§ What is expected
Check every line of the records below for the string "icon" and copy the ones that have it.

§ Record excerpts
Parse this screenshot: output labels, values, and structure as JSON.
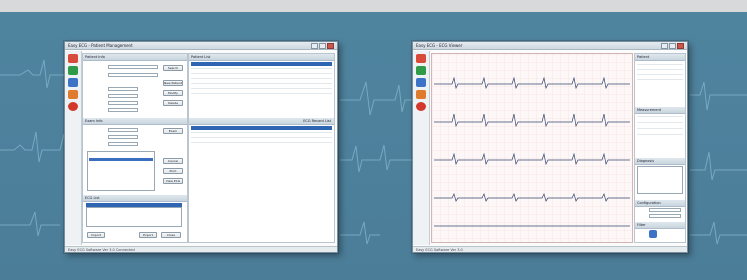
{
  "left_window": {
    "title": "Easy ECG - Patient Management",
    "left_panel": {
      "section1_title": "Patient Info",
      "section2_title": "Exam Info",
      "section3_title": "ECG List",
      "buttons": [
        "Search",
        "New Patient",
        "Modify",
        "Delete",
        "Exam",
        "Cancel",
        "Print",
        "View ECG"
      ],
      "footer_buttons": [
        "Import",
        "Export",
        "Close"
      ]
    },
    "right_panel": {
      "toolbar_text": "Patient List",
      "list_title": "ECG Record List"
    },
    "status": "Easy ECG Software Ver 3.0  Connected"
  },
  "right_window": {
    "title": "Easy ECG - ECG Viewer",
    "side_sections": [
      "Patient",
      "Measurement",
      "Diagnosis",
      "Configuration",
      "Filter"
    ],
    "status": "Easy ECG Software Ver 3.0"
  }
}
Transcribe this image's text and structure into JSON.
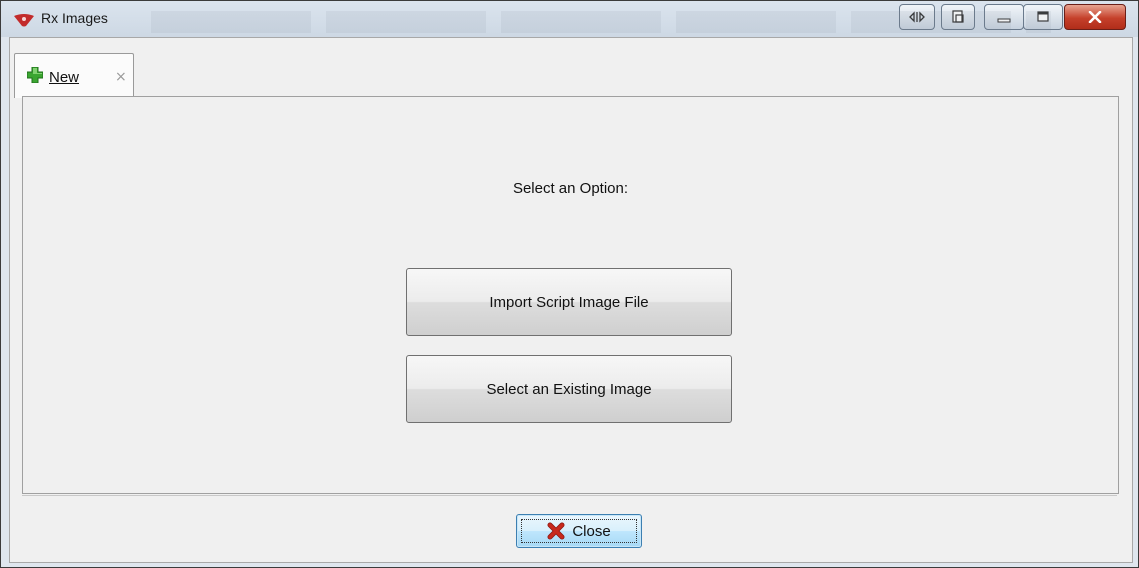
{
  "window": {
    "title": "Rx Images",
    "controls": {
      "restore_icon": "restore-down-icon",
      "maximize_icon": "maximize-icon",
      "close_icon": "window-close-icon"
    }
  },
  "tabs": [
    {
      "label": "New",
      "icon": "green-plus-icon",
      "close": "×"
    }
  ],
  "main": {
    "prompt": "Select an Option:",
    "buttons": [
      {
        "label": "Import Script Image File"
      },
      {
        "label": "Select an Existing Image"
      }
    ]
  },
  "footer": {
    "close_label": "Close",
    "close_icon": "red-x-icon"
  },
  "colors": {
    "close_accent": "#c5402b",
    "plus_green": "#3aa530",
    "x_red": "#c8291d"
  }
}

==

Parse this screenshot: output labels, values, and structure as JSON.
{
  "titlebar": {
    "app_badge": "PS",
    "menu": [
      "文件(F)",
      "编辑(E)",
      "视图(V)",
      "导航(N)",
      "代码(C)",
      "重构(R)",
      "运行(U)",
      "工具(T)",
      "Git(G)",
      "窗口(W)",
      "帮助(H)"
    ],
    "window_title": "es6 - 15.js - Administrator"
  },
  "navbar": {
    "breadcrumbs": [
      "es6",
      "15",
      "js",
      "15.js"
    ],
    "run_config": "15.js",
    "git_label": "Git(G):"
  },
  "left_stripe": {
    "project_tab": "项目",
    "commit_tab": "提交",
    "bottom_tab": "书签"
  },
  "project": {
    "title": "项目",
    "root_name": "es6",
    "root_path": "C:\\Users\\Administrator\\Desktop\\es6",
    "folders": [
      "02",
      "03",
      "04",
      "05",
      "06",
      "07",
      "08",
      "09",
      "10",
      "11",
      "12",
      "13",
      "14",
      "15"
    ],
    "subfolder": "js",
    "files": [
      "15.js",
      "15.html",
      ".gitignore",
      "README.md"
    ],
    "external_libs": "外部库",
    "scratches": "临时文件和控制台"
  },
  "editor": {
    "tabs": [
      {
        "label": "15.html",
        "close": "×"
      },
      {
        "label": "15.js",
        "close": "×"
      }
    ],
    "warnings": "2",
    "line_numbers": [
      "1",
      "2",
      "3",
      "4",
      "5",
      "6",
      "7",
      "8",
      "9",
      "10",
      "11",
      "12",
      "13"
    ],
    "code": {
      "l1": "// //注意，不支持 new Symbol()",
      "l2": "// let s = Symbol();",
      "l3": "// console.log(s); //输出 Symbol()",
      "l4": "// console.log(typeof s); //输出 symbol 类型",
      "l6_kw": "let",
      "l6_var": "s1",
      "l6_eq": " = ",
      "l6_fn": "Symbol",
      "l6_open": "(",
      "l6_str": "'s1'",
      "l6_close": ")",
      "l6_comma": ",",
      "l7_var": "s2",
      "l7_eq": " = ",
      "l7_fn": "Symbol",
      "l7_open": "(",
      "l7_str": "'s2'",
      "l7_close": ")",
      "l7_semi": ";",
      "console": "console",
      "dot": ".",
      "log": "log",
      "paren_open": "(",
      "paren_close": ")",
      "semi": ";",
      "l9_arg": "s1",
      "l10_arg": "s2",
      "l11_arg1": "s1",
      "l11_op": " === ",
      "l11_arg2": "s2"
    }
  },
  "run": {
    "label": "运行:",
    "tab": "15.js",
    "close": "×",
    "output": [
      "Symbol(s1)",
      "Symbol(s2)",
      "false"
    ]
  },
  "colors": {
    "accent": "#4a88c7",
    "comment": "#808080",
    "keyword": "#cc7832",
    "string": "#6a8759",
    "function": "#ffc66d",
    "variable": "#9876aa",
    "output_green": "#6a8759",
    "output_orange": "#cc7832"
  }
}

§ Response
      "restore_icon": "restore-down-icon",
      "maximize_icon": "maximize-icon",
      "close_icon": "window-close-icon"
      "icon": "green-plus-icon",
    "close_icon": "red-x-icon"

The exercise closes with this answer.